The General Aviation Manufacturers Association’s 2013 new-airplane shipment statistics show that new airplanes last year required a tad shy of 2,000 propellers. That might be a mere shadow of the 20,762 props for 17,580 aircraft required in the peak production year, 1978, but it’s an improvement on the 1,300 propellers shipped on new airplanes in 1987, the year Jim Brown and his family bought Hartzell (Booth 1817) from TRW.
Raisbeck Engineering is introducing new performance mods for Beechcraft King Air 90s and celebrating the arrival on the market of its aft fuselage locker for the Learjet 60. Company founder James Raisbeck told AIN that his firm is now studying Cessna Citations for possible modification opportunities.
The Civil Aviation Administration of China (CAAC) issued type certification approval for Piper Aircraft’s (NBAA static display) M-Class single-engine airplanes, which include the Meridian turboprop, pressurized Mirage piston and unpressurized Matrix piston.
“CAAC’s approval is excellent news for Piper and prospective customers in China,” said Piper president and CEO Simon Caldecott. “There is certainly a large potential market for personal and training aircraft in the world’s most populous country.”
Snecma has confirmed the 11,000-lb-class Silvercrest turbofan has been flying since May on a modified Gulfstream II, after several delays.
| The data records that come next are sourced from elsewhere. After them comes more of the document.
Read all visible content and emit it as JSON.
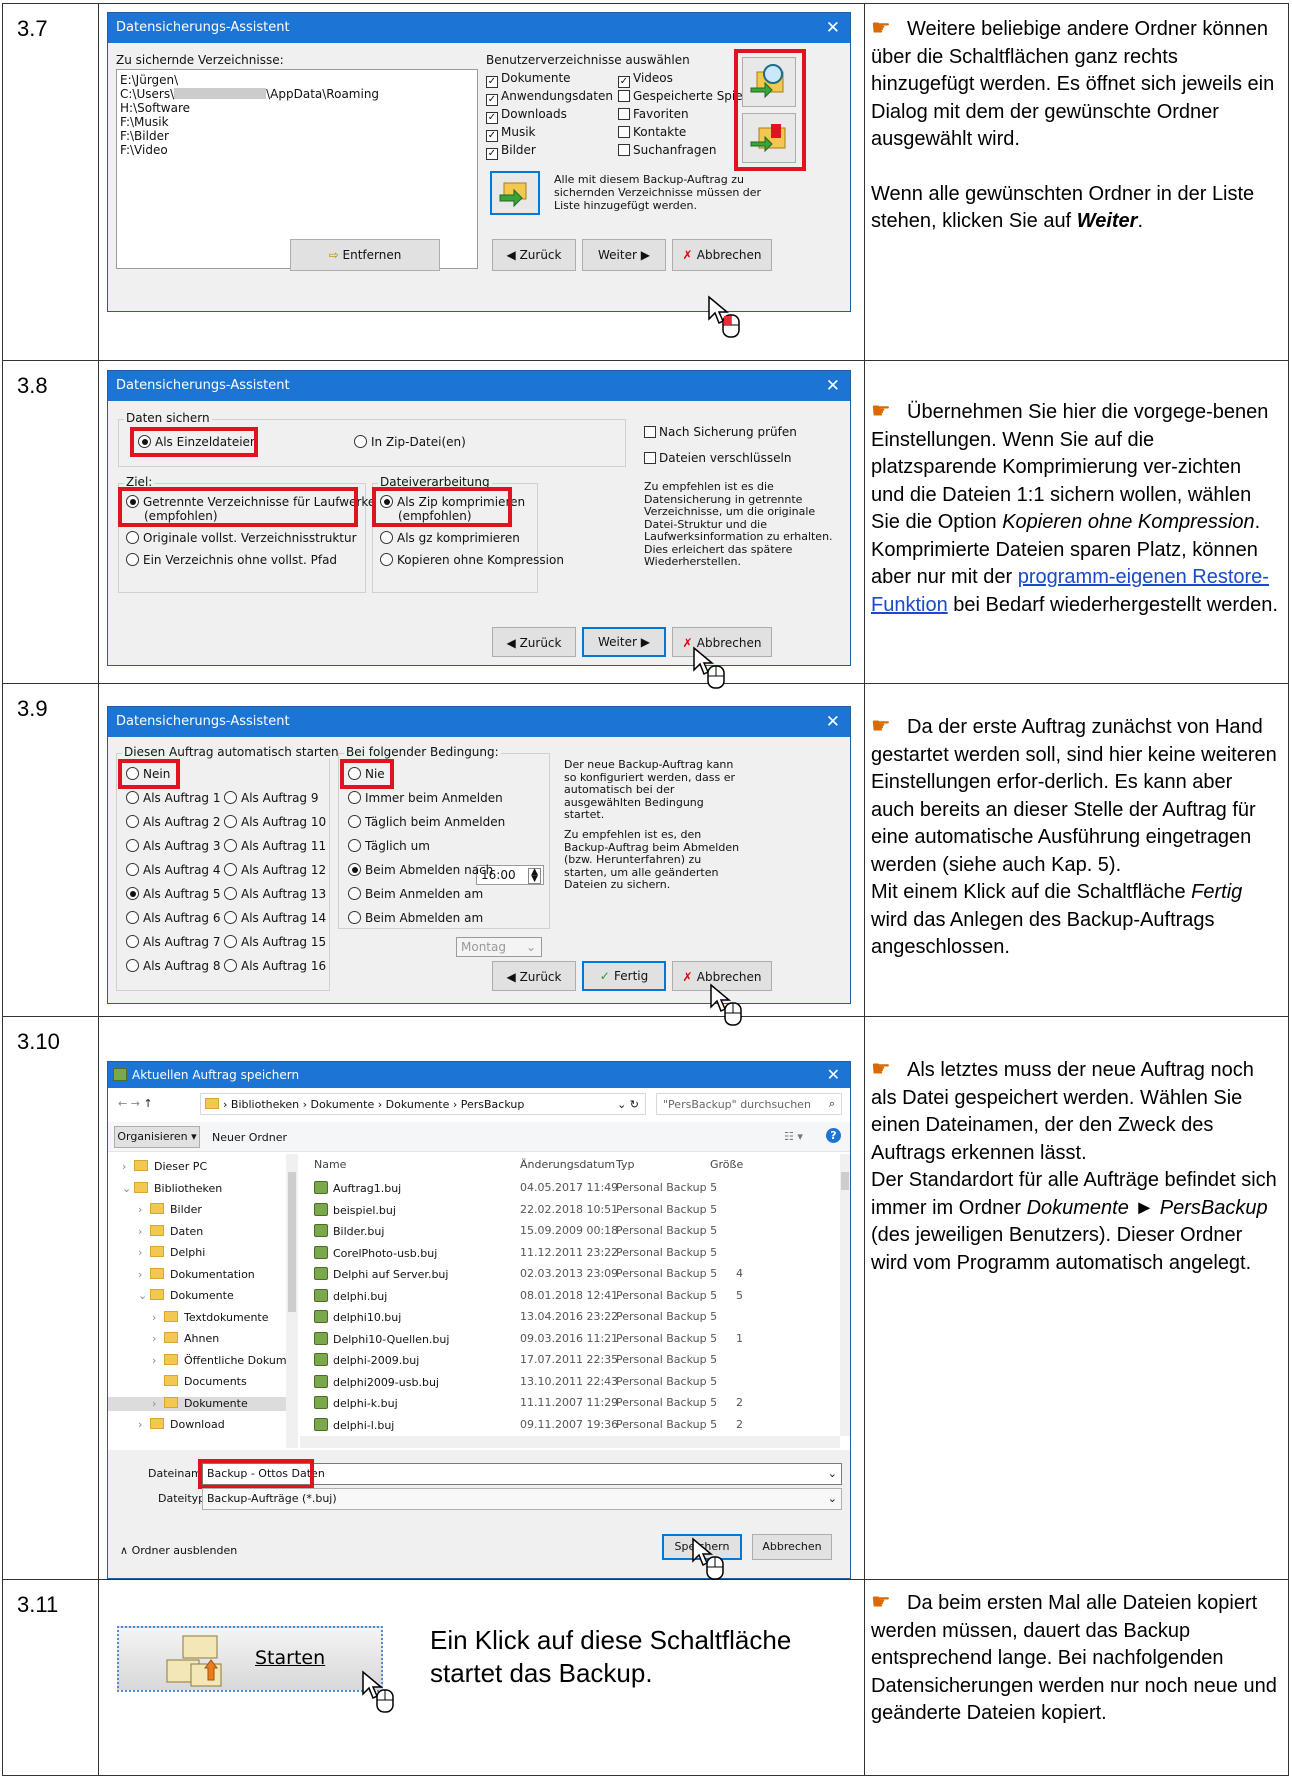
{
  "steps": [
    {
      "num": "3.7",
      "notes": {
        "p1": "Weitere beliebige andere Ordner können über die Schaltflächen ganz rechts hinzugefügt werden. Es öffnet sich jeweils ein Dialog mit dem der gewünschte Ordner ausgewählt wird.",
        "p2_a": "Wenn alle gewünschten Ordner in der Liste stehen, klicken Sie auf ",
        "p2_b": "Weiter",
        "p2_c": "."
      }
    },
    {
      "num": "3.8",
      "notes": {
        "a": "Übernehmen Sie hier die vorgege-benen Einstellungen. Wenn Sie auf die platzsparende Komprimierung ver-zichten und die Dateien 1:1 sichern wollen, wählen Sie die Option ",
        "b": "Kopieren ohne Kompression",
        "c": ". Komprimierte Dateien sparen Platz, können aber nur mit der ",
        "link": "programm-eigenen Restore-Funktion",
        "d": " bei Bedarf wiederhergestellt werden."
      }
    },
    {
      "num": "3.9",
      "notes": {
        "a": "Da der erste Auftrag zunächst von Hand gestartet werden soll, sind hier keine weiteren Einstellungen erfor-derlich. Es kann aber auch bereits an dieser Stelle der Auftrag für eine automatische Ausführung eingetragen werden (siehe auch Kap. 5).",
        "b": "Mit einem Klick auf die Schaltfläche ",
        "c": "Fertig",
        "d": " wird das Anlegen des Backup-Auftrags angeschlossen."
      }
    },
    {
      "num": "3.10",
      "notes": {
        "a": "Als letztes muss der neue Auftrag noch als Datei gespeichert werden. Wählen Sie einen Dateinamen, der den Zweck des Auftrags erkennen lässt.",
        "b": "Der Standardort für alle Aufträge befindet sich immer im Ordner ",
        "c": "Dokumente ► PersBackup",
        "d": " (des jeweiligen Benutzers). Dieser Ordner wird vom Programm automatisch angelegt."
      }
    },
    {
      "num": "3.11",
      "mid": "Ein Klick auf diese Schaltfläche startet das Backup.",
      "button": "Starten",
      "notes": {
        "a": "Da beim ersten Mal alle Dateien kopiert werden müssen, dauert das Backup entsprechend lange. Bei nachfolgenden Datensicherungen werden nur noch neue und geänderte Dateien kopiert."
      }
    }
  ],
  "dlg1": {
    "title": "Datensicherungs-Assistent",
    "close": "✕",
    "dirs_label": "Zu sichernde Verzeichnisse:",
    "dirs": [
      "E:\\Jürgen\\",
      "C:\\Users\\",
      "H:\\Software",
      "F:\\Musik",
      "F:\\Bilder",
      "F:\\Video"
    ],
    "dir2_suffix": "\\AppData\\Roaming",
    "user_label": "Benutzerverzeichnisse auswählen",
    "checks_col1": [
      {
        "label": "Dokumente",
        "on": true
      },
      {
        "label": "Anwendungsdaten",
        "on": true
      },
      {
        "label": "Downloads",
        "on": true
      },
      {
        "label": "Musik",
        "on": true
      },
      {
        "label": "Bilder",
        "on": true
      }
    ],
    "checks_col2": [
      {
        "label": "Videos",
        "on": true
      },
      {
        "label": "Gespeicherte Spiele",
        "on": false
      },
      {
        "label": "Favoriten",
        "on": false
      },
      {
        "label": "Kontakte",
        "on": false
      },
      {
        "label": "Suchanfragen",
        "on": false
      }
    ],
    "hint": "Alle mit diesem Backup-Auftrag zu sichernden Verzeichnisse müssen der Liste hinzugefügt werden.",
    "remove": "Entfernen",
    "back": "Zurück",
    "next": "Weiter",
    "cancel": "Abbrechen"
  },
  "dlg2": {
    "title": "Datensicherungs-Assistent",
    "close": "✕",
    "save_group": "Daten sichern",
    "opt_single": "Als Einzeldateien",
    "opt_zip": "In Zip-Datei(en)",
    "chk_verify": "Nach Sicherung prüfen",
    "chk_encrypt": "Dateien verschlüsseln",
    "target_group": "Ziel:",
    "target1a": "Getrennte Verzeichnisse für Laufwerke",
    "target1b": "(empfohlen)",
    "target2": "Originale vollst. Verzeichnisstruktur",
    "target3": "Ein Verzeichnis ohne vollst. Pfad",
    "proc_group": "Dateiverarbeitung",
    "proc1a": "Als Zip komprimieren",
    "proc1b": "(empfohlen)",
    "proc2": "Als gz komprimieren",
    "proc3": "Kopieren ohne Kompression",
    "hint": "Zu empfehlen ist es die Datensicherung in getrennte Verzeichnisse, um die originale Datei-Struktur und die Laufwerksinformation zu erhalten. Dies erleichert das spätere Wiederherstellen.",
    "back": "Zurück",
    "next": "Weiter",
    "cancel": "Abbrechen"
  },
  "dlg3": {
    "title": "Datensicherungs-Assistent",
    "close": "✕",
    "auto_group": "Diesen Auftrag automatisch starten",
    "none": "Nein",
    "col1": [
      "Als Auftrag 1",
      "Als Auftrag 2",
      "Als Auftrag 3",
      "Als Auftrag 4",
      "Als Auftrag 5",
      "Als Auftrag 6",
      "Als Auftrag 7",
      "Als Auftrag 8"
    ],
    "col2": [
      "Als Auftrag 9",
      "Als Auftrag 10",
      "Als Auftrag 11",
      "Als Auftrag 12",
      "Als Auftrag 13",
      "Als Auftrag 14",
      "Als Auftrag 15",
      "Als Auftrag 16"
    ],
    "selected_auftrag": "Als Auftrag 5",
    "cond_group": "Bei folgender Bedingung:",
    "cond": [
      "Nie",
      "Immer beim Anmelden",
      "Täglich beim Anmelden",
      "Täglich um",
      "Beim Abmelden nach",
      "Beim Anmelden am",
      "Beim Abmelden am"
    ],
    "selected_cond": "Beim Abmelden nach",
    "time": "16:00",
    "weekday": "Montag",
    "hint1": "Der neue Backup-Auftrag kann so konfiguriert werden, dass er automatisch bei der ausgewählten Bedingung startet.",
    "hint2": "Zu empfehlen ist es, den Backup-Auftrag beim Abmelden (bzw. Herunterfahren) zu starten, um alle geänderten Dateien zu sichern.",
    "back": "Zurück",
    "finish": "Fertig",
    "cancel": "Abbrechen"
  },
  "dlg4": {
    "title": "Aktuellen Auftrag speichern",
    "close": "✕",
    "crumbs": "›  Bibliotheken  ›  Dokumente  ›  Dokumente  ›  PersBackup",
    "search": "\"PersBackup\" durchsuchen",
    "organize": "Organisieren ▾",
    "new_folder": "Neuer Ordner",
    "tree": [
      "Dieser PC",
      "Bibliotheken",
      "Bilder",
      "Daten",
      "Delphi",
      "Dokumentation",
      "Dokumente",
      "Textdokumente",
      "Ahnen",
      "Öffentliche Dokumente",
      "Documents",
      "Dokumente",
      "Download"
    ],
    "cols": {
      "name": "Name",
      "date": "Änderungsdatum",
      "type": "Typ",
      "size": "Größe"
    },
    "files": [
      {
        "name": "Auftrag1.buj",
        "date": "04.05.2017 11:49",
        "type": "Personal Backup 5",
        "size": ""
      },
      {
        "name": "beispiel.buj",
        "date": "22.02.2018 10:51",
        "type": "Personal Backup 5",
        "size": ""
      },
      {
        "name": "Bilder.buj",
        "date": "15.09.2009 00:18",
        "type": "Personal Backup 5",
        "size": ""
      },
      {
        "name": "CorelPhoto-usb.buj",
        "date": "11.12.2011 23:22",
        "type": "Personal Backup 5",
        "size": ""
      },
      {
        "name": "Delphi auf Server.buj",
        "date": "02.03.2013 23:09",
        "type": "Personal Backup 5",
        "size": "4"
      },
      {
        "name": "delphi.buj",
        "date": "08.01.2018 12:41",
        "type": "Personal Backup 5",
        "size": "5"
      },
      {
        "name": "delphi10.buj",
        "date": "13.04.2016 23:22",
        "type": "Personal Backup 5",
        "size": ""
      },
      {
        "name": "Delphi10-Quellen.buj",
        "date": "09.03.2016 11:21",
        "type": "Personal Backup 5",
        "size": "1"
      },
      {
        "name": "delphi-2009.buj",
        "date": "17.07.2011 22:35",
        "type": "Personal Backup 5",
        "size": ""
      },
      {
        "name": "delphi2009-usb.buj",
        "date": "13.10.2011 22:43",
        "type": "Personal Backup 5",
        "size": ""
      },
      {
        "name": "delphi-k.buj",
        "date": "11.11.2007 11:29",
        "type": "Personal Backup 5",
        "size": "2"
      },
      {
        "name": "delphi-l.buj",
        "date": "09.11.2007 19:36",
        "type": "Personal Backup 5",
        "size": "2"
      }
    ],
    "filename_label": "Dateiname:",
    "filename": "Backup - Ottos Daten",
    "filetype_label": "Dateityp:",
    "filetype": "Backup-Aufträge (*.buj)",
    "hide": "Ordner ausblenden",
    "save": "Speichern",
    "cancel": "Abbrechen"
  },
  "colors": {
    "accent": "#1c74d4",
    "highlight": "#e0141e",
    "link": "#1a49c9",
    "hand": "#d86a00"
  }
}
As another seven Silvercrests are running on the ground, the France-based engine manufacturer is still targeting late 2015 for certification. The first two applications are the large-cabin, long-range Dassault Falcon 5X and the super-midsize Cessna Citation Longitude, both twinjets.
The new Gulfstream G500 and G600 business jets, unveiled last week at the company’s headquarters in Savannah, Ga., not only ushered in a new era for the OEM, but also provided another validation of the expertise in fly-by-wire (FBW) control systems for Thales. The French avionics company is supplying the FBW systems for both aircraft, building on its work in providing the system for the G650. Thales also provides the FBW system for Gulfstream’s flagship ultra long-range G650ER.
Lufthansa Technik is offering a new “Executive Shuttle” VIP interior concept for Airbus and Boeing narrowbodies. The concept, which offers configurations varying from 20 to 52 passengers for the A320 family and 20 to 56 passengers for Boeing’s 737, offers a variety of cabin designs within a “manageable budget.”
The German company’s creative design department has developed 20 different cabin layouts for both aircraft families, from “an all-business/first-class configuration to more sophisticated versions with sleeping options, meeting and dining areas or private rooms.”
Dassault Falcon Jet (Booth 2651) launched a new AOG (aircraft on ground) response program at NBAA 2014 in Orlando, Fla., yesterday. The customer-support program will use two company-owned Falcon 900s as rapid-response aircraft; one based at Teterboro in New Jersey and the other at Le Bourget in France.
Less than a week after the surprise launch of Gulfstream’s new G600 and G500 large-cabin jets, the company is showing off a full-size cabin and cockpit mockup of the G600 at the NBAA static display at Orlando Executive Airport. The G600 and the slightly smaller G500 were announced October 14 following a highly secretive five-year development program. A G500 already is assembled, taxiing and preparing for its first flight early next year.
Airbus unveiled here at NBAA 2014 a new VIP widebody cabin concept, Summit, for the A330-200, featuring a floor plan with an executive configuration in the front of the cabin and airline style seating in the rear. The Summit is intended to appeal to customers, such as governments, that need to transport both a few passengers in VIP accommodations along with a larger group, such as a trade delegation and journalists. However, Airbus (Booth 5099, static display) believes Summit may also be popular with private buyers in the Middle East who often travel in a similar manner.
Bombardier unveiled its new Challenger 650 here at NBAA 2014 in Orlando, Fla. The Montreal-headquartered airframer (Booth 281) is refreshing its classic, 10-passenger Challenger 600 series with redesigned cockpit and cabin interiors and optimized GE CF34-3B MTO turbofan engines that will provide additional takeoff thrust on a limited basis to facilitate shorter takeoff distances, greater payloads and more range from “challenging” airports during high/hot operations. Planned maximum range of the new model is 4,000 nm (with six passengers and standard NBAA IFR reserves).